This article was originally published here
Soc Sci Med. 2021 Nov 6:114542. doi: 10.1016/j.socscimed.2021.114542. Online ahead of print.
INTRODUCTION: Research examining the influence of neighborhood healthy food environment on diet has been mostly cross-sectional and has lacked robust characterization of the food environment. We examined longitudinal associations between features of the local food environment and healthy diet, and whether associations were modified by race/ethnicity.
METHODS: Data on 3634 adults aged 45-84 followed for 10 years were obtained from the Multi-Ethnic Study of Atherosclerosis. Diet quality was assessed using the Alternative Healthy Eating Index at Exam 1 (2000-2002) and Exam 5 (2010-2012). We assessed four measures of the local food environment using survey-based measures (e.g. perceptions of healthier food availability) and geographic information system (GIS)-based measures (e.g. distance to and density of healthier food stores) at Exam 1 and Exam 5. Random effects models adjusted for age, sex, education, moving status, per capita adjusted income, and neighborhood socioeconomic status, and used interaction terms to assess effect measure modification by race/ethnicity.
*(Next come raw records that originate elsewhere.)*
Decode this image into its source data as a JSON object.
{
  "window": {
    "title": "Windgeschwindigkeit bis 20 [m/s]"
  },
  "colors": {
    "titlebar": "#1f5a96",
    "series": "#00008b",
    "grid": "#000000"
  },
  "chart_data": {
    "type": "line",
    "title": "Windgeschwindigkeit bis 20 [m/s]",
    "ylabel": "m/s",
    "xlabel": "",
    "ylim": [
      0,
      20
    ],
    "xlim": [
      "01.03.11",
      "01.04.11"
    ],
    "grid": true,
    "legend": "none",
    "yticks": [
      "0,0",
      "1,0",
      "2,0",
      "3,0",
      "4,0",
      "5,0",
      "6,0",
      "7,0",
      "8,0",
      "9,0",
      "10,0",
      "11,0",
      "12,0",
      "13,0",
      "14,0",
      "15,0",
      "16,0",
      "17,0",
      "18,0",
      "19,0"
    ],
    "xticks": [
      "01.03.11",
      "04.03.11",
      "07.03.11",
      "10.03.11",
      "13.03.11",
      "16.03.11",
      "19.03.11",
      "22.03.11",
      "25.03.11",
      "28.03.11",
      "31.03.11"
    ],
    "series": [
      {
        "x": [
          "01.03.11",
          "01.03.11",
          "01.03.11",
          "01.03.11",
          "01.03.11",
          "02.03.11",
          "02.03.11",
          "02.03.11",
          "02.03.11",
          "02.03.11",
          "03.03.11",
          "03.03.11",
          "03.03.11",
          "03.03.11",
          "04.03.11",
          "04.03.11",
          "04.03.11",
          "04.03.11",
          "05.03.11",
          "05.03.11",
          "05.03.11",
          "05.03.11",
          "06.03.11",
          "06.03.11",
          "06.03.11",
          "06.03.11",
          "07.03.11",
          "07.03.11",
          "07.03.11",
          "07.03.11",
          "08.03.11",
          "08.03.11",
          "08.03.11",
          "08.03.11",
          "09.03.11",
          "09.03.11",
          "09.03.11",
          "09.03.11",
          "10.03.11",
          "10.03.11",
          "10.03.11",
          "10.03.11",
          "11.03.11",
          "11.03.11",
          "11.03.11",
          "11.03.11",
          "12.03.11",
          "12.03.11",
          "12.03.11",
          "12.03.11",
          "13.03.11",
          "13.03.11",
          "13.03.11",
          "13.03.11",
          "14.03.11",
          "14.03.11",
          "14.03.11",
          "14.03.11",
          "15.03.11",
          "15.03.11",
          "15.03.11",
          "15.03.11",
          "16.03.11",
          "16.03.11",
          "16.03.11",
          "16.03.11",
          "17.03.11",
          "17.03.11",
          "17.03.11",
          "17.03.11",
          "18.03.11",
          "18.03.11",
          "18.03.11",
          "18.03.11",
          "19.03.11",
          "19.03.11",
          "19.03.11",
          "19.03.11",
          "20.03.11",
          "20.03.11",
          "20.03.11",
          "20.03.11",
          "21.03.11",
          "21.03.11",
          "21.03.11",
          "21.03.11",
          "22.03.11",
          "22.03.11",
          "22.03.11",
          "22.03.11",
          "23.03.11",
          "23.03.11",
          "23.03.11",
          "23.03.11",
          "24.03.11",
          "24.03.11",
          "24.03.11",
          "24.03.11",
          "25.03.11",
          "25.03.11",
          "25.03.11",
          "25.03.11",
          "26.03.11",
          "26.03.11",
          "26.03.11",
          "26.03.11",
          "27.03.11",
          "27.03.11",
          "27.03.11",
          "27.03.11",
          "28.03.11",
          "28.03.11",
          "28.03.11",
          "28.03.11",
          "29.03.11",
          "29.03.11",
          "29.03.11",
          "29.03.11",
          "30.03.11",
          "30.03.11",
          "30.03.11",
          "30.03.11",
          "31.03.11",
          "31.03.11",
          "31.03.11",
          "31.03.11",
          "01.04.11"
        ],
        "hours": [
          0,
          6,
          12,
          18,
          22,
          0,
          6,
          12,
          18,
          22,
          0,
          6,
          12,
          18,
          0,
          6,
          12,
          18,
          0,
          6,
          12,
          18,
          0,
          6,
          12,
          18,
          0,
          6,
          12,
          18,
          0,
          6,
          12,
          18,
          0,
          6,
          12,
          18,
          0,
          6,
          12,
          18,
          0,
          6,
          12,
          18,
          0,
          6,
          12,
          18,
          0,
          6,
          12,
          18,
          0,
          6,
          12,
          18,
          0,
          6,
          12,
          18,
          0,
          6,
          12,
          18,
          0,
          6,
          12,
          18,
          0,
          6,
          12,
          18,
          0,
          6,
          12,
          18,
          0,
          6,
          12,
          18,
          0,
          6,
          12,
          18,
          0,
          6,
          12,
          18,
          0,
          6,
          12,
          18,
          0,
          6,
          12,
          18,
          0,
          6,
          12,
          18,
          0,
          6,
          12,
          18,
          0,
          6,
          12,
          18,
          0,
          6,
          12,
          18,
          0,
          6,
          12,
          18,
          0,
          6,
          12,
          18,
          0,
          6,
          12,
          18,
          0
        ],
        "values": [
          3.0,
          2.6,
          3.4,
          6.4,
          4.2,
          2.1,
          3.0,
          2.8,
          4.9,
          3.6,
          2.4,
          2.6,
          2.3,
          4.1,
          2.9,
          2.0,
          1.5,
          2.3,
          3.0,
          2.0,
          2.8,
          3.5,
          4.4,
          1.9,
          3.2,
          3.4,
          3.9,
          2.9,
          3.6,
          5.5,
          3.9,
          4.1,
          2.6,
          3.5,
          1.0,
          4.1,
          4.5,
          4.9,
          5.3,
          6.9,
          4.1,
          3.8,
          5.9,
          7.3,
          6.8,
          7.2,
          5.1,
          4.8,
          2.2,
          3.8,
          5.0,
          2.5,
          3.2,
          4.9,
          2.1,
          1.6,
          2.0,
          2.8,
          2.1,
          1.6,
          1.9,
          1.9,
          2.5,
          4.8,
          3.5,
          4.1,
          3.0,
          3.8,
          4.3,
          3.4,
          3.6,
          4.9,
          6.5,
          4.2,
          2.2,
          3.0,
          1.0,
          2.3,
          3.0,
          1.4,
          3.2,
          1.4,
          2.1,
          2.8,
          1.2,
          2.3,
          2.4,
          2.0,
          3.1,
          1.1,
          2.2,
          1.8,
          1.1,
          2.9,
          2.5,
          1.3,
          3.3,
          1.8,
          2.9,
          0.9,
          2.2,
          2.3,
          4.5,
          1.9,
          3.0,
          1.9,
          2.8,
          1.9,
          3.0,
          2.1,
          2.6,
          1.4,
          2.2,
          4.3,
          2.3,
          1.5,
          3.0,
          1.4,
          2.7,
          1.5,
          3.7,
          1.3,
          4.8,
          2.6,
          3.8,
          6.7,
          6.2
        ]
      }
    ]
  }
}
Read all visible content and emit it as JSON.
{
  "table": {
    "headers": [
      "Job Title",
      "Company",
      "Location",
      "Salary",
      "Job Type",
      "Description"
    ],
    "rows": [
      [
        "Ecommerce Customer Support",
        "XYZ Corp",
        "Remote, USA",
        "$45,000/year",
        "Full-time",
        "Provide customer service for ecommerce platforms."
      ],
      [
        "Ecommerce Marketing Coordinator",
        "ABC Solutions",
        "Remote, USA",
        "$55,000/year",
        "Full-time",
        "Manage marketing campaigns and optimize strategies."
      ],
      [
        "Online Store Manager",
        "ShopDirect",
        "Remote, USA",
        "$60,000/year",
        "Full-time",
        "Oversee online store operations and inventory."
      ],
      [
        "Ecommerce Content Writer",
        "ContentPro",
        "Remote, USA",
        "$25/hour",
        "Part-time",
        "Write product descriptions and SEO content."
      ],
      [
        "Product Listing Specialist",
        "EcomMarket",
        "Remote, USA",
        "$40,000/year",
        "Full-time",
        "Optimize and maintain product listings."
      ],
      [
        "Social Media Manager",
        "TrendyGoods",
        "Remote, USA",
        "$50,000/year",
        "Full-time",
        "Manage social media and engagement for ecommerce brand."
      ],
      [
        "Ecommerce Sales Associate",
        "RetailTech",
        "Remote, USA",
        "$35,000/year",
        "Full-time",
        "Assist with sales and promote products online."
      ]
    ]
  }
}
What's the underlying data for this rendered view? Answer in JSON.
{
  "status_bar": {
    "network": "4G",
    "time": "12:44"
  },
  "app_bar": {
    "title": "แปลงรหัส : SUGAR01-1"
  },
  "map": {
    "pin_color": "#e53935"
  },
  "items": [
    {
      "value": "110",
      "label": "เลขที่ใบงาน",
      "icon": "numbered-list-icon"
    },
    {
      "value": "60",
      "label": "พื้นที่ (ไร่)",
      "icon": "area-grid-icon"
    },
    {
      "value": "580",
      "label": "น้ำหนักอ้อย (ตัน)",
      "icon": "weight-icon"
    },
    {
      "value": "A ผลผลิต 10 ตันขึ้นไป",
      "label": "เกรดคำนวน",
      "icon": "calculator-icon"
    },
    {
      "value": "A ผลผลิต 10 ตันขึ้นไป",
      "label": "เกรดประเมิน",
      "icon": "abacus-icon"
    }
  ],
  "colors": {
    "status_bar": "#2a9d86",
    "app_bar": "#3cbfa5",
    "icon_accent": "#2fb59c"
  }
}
RESULTS: Net of confounders, one standard z-score higher average composite local food environment was associated with higher average AHEI diet score (β=1.39, 95% CI: 1.05, 1.73) over the follow-up period from Exam 1 to 5. This pattern of association was consistent across both GIS-based and survey-based measures of local food environment and was more pronounced among minoritized racial/ethnic groups. There was no association between changes in neighborhood environment and change in AHEI score, or effect measure modification by race/ethnicity.
CONCLUSION: Our findings suggest that neighborhood-level food environment is associated with better diet quality, especially among racially/ethnically minoritized populations.